Ganthiers waged a struggle on both artistic and economic fronts. In the 1950s, she sold frozen custard to Taos tourists during the summer; she also went to San Francisco to find work and to show her paintings. There her paintings caught the attention of prominent art critic Alfred Frankenstein, who wrote several reviews of her work over the years. He may have seen the encaustic painting Buffalo Dancer (1954). There is an undeniable wildness to the figure which seems to be of another world. The dancer clearly has merged with the animal spirit. Frankenstein wrote:

Miss Ganthiers … is a painter who likes a rich, complex impasto, lays on her color most often with the palette knife, and brings off whatever she does with great skill and finely imaginative design.
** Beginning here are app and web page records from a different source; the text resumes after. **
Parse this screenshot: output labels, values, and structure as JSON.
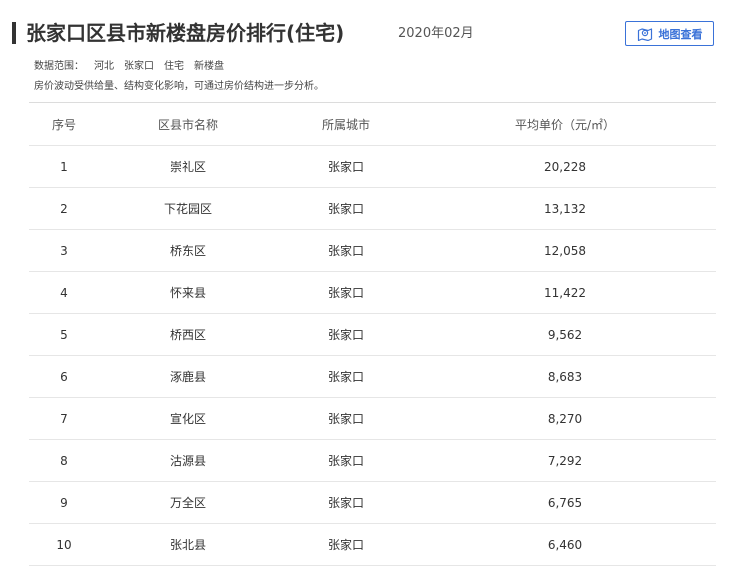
{
  "header": {
    "title": "张家口区县市新楼盘房价排行(住宅)",
    "date": "2020年02月",
    "map_button_label": "地图查看",
    "map_icon": "map-pin-icon"
  },
  "meta": {
    "scope_label": "数据范围：",
    "scope_items": [
      "河北",
      "张家口",
      "住宅",
      "新楼盘"
    ],
    "note": "房价波动受供给量、结构变化影响，可通过房价结构进一步分析。"
  },
  "table": {
    "headers": [
      "序号",
      "区县市名称",
      "所属城市",
      "平均单价（元/㎡）"
    ],
    "rows": [
      {
        "rank": "1",
        "name": "崇礼区",
        "city": "张家口",
        "price": "20,228"
      },
      {
        "rank": "2",
        "name": "下花园区",
        "city": "张家口",
        "price": "13,132"
      },
      {
        "rank": "3",
        "name": "桥东区",
        "city": "张家口",
        "price": "12,058"
      },
      {
        "rank": "4",
        "name": "怀来县",
        "city": "张家口",
        "price": "11,422"
      },
      {
        "rank": "5",
        "name": "桥西区",
        "city": "张家口",
        "price": "9,562"
      },
      {
        "rank": "6",
        "name": "涿鹿县",
        "city": "张家口",
        "price": "8,683"
      },
      {
        "rank": "7",
        "name": "宣化区",
        "city": "张家口",
        "price": "8,270"
      },
      {
        "rank": "8",
        "name": "沽源县",
        "city": "张家口",
        "price": "7,292"
      },
      {
        "rank": "9",
        "name": "万全区",
        "city": "张家口",
        "price": "6,765"
      },
      {
        "rank": "10",
        "name": "张北县",
        "city": "张家口",
        "price": "6,460"
      }
    ]
  },
  "colors": {
    "accent": "#3a72d8",
    "text": "#333333",
    "divider": "#e6e6e6"
  }
}
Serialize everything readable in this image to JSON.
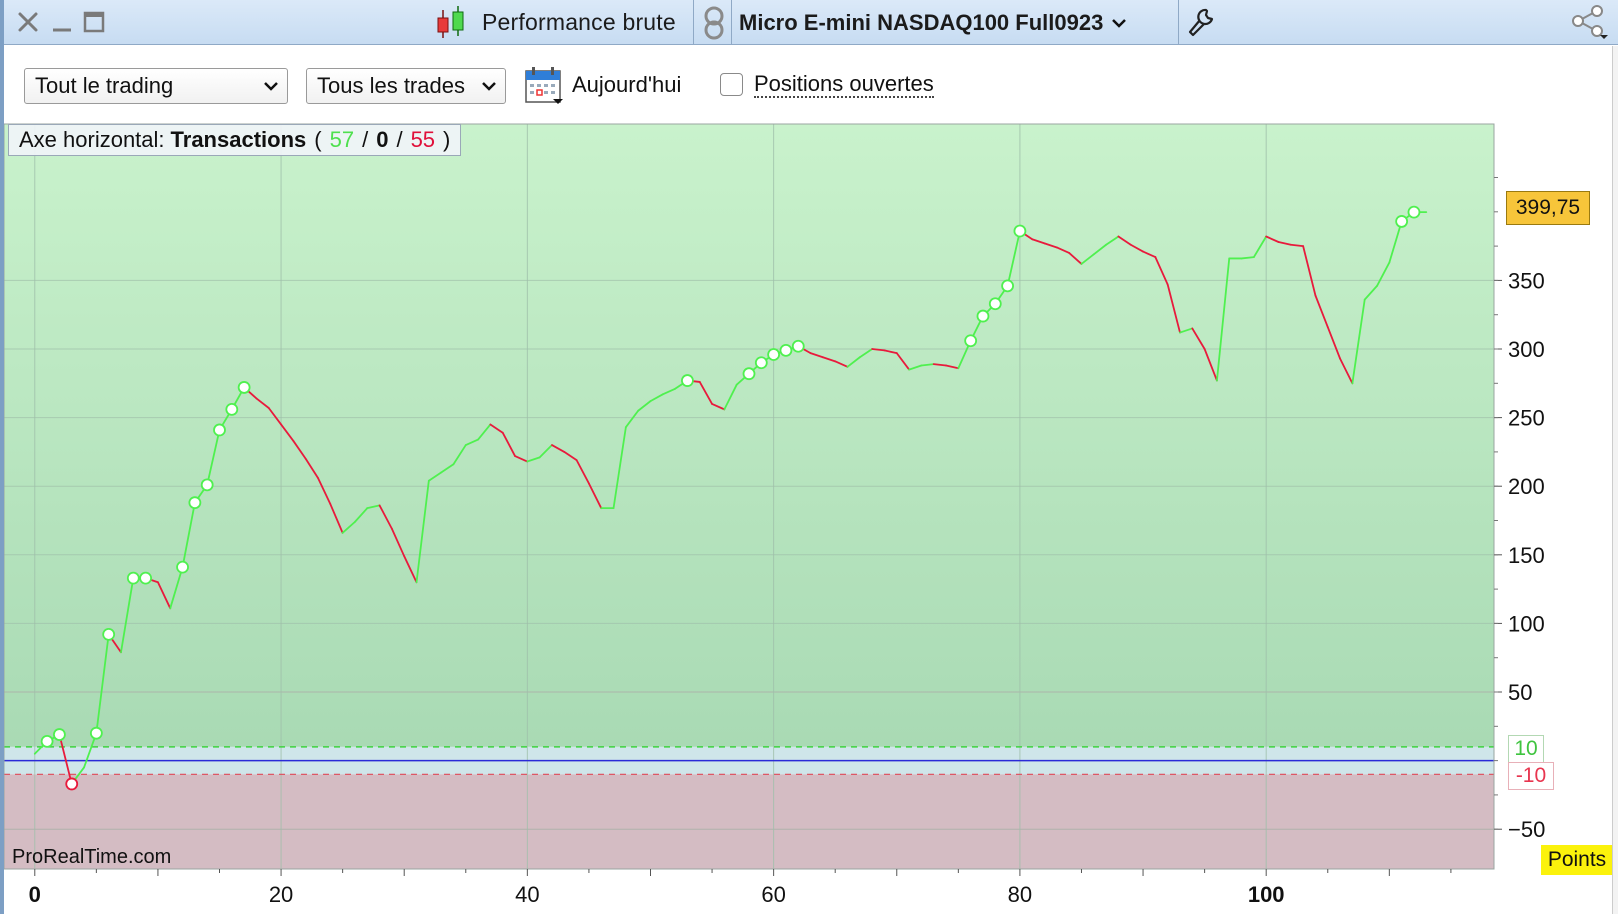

Her abstractions are excellent, but most striking of all are her pictures derived from the Indian dances she has seen in Taos, where she lives. Her big single figures are magnificently drawn, and her studies of group choreography handle the rhythms, the color, and the mysterious character of their subjects equally well … [It is refreshing] to see this theme handled by a creative artist who brings it genuine imagination, selectivity and power over the expressive values of paint. 49 [cite source]

Edited excerpt from David Witt, Taos Moderns (1992)
Louise Ganthiers